Figure 10.2. Avoiding obstacles using the sensors to detect areas of free space instead of relying on the normals of the obstacles.
Listing 10.4 Updated Obstacle Avoidance Algorithm That Can Deal with the Sensors Provided to the Animat
function avoid_obstacles2 check the senses for free space in front, left and right if a frontal collision is projected find the furthest obstacle on left or right determine the best side to turn towards compute the desired turn to seek that free space end if if the front obstacle is within a critical distance proportionally determine breaking force (slow down or stop) end if if there is an obstacle on the left side proportionally adjust the steering force to step right end if if there is an obstacle on the right side proportionally adjust the steering force to step left end if apply steering and breaking forces end function
Implementing this algorithm involves just translating the statements into C++ code. Suitable default values for each of the parameters need to be chosen (for instance, distances, weight coefficients). These will no doubt need to be fine-tuned in the short experimentation phase.
A simple way to improve the behavior is to make it more purposeful. (It can be a problem with reactive AI.) The following behaviors may not be the epitome of purposefulness, but they are certainly a lot better than bouncing off walls!
When there are no obstacles, the wandering behavior attempts to move around randomly. Because selecting a new steering force every frame leads to erratic behaviors, the AI need to maintain consistency in the steering forces over time.
One great way to maintain consistency is to use a deterministic—but almost unpredictable—function. There is one called Perlin noise, which is a combination of parametric noise functions at different frequencies [Elias98, Perlin99, Perlin01]. It's fully deterministic, so it can be smoothed, but is complex enough for the patterns to be unpredictable. We can use the noise function to determine the steering force as a function of time.
Alternatively, we can add random values to an accumulator variable (akin to Brownian motion). To determine the steering force, we can then use a sine function, so the turns will be both positive and negative at equal probabilities. The trends in the movement are no longer erratic, yet they are still random.
The problem with purely reactive steering behaviors—such as obstacle avoidance—is that they don't have much direction. It's desirable to prevent the animat from turning back on itself unless absolutely necessary.
A good way to do this is to keep track of a few past positions. A steering behavior can then actively flee away from them. To implement this with little memory, we can use only one vector. The idea is to use one orientation to points toward the area the animat just came from.
This can be implemented easily using a moving average. Assume that there's a vector pointing to many previous positions (provenance). We want to update the vector to take into account the last position:
provenance = previous * 0.1 + provenance * 0.9
The coefficients (a = 0.1 and b = 0.9) essentially affect how long we want to remember the past headings. These can be changed at will as long as a + b = 1. Small values of a mean the previous heading will be insignificant compared to the history, whereas large values of a mean we'll take the previous heading into account more than the provenance.
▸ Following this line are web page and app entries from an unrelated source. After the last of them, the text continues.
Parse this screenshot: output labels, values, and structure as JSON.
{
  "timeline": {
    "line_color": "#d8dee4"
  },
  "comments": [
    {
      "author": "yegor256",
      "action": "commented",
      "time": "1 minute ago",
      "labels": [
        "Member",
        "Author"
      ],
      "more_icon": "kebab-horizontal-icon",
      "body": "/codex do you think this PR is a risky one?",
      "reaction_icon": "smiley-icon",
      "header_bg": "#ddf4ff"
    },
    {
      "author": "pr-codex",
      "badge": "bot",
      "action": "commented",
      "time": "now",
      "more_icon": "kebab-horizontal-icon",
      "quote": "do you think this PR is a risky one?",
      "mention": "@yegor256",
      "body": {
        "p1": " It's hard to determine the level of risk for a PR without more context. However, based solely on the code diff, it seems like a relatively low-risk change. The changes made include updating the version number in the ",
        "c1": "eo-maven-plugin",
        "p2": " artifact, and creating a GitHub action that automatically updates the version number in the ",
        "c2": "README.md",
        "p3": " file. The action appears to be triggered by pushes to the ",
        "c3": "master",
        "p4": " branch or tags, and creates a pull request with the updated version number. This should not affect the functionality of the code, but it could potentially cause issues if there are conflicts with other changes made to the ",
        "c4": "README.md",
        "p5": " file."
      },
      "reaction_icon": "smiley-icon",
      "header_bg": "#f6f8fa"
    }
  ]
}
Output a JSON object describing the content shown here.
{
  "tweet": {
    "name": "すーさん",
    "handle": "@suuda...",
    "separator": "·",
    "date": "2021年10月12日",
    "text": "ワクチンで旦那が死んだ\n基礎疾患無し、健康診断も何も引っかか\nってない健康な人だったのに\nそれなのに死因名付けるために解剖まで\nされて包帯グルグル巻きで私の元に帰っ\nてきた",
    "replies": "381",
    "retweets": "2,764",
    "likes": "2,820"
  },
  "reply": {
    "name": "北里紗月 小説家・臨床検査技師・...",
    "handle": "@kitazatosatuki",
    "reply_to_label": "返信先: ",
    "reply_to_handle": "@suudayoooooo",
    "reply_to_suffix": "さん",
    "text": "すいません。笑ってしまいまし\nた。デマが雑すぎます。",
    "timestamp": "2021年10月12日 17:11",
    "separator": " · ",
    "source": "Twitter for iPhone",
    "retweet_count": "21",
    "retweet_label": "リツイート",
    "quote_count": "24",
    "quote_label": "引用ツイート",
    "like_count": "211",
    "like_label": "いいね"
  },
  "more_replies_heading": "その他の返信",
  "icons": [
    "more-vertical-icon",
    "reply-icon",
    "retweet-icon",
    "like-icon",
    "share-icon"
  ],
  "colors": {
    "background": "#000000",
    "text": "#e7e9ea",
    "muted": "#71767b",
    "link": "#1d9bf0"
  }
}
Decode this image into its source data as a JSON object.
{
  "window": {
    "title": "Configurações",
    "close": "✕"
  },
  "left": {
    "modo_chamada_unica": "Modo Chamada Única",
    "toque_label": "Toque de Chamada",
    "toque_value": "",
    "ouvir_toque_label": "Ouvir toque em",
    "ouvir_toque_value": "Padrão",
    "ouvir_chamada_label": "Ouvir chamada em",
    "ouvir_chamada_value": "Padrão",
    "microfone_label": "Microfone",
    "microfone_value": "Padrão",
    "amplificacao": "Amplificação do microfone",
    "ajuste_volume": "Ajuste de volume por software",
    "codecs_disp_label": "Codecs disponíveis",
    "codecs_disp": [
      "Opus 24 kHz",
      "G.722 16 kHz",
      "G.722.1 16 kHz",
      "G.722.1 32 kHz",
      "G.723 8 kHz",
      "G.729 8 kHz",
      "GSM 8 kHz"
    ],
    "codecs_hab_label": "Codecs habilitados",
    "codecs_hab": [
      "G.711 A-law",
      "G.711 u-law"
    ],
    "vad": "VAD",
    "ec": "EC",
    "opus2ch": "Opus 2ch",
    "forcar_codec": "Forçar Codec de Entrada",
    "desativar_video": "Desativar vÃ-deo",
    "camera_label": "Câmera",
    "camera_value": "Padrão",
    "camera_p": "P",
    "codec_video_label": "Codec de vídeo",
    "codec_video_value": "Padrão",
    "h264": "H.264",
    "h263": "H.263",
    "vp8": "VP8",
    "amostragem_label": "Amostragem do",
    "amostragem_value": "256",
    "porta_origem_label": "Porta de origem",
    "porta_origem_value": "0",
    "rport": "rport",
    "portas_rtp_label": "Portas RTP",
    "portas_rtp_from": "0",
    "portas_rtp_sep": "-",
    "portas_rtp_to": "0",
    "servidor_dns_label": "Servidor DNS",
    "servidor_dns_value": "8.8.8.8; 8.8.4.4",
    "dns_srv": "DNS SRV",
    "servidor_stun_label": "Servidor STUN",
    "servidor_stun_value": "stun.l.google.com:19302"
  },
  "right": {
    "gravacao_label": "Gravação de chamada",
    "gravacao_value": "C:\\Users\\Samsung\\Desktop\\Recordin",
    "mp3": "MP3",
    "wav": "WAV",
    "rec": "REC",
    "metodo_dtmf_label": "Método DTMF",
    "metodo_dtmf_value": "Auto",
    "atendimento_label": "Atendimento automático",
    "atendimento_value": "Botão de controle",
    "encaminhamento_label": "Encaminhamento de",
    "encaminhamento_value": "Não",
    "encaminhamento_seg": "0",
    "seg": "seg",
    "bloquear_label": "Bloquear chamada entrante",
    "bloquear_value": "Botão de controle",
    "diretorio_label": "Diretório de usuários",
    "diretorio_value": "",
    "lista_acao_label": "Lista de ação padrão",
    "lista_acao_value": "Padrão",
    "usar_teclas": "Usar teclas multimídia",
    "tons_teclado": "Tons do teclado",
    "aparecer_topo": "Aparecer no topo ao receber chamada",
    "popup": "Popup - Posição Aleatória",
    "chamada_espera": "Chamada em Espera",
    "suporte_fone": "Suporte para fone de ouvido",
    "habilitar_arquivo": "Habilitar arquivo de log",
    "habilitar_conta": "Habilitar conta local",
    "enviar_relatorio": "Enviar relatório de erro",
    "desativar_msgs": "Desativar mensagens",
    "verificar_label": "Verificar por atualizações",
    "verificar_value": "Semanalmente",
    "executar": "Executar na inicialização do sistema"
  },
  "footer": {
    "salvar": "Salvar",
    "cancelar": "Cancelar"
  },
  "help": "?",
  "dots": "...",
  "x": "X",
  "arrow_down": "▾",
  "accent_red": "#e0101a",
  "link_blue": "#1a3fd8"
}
A final improvement tip involves randomly projecting targets as far ahead as possible. If we consider the animat as a dog, this would be like throwing a virtual ball. After the ball has been collected, it is thrown again.
This can be achieved by looking ahead in a random direction. When a good place to project the target is found (far enough), the animat seeks that point. This gives the movement a very strong sense of persistence and coherence, and works surprisingly well. However, the AI needs to watch out for inaccessible targets, and select new ones if obstacles are encountered along the way.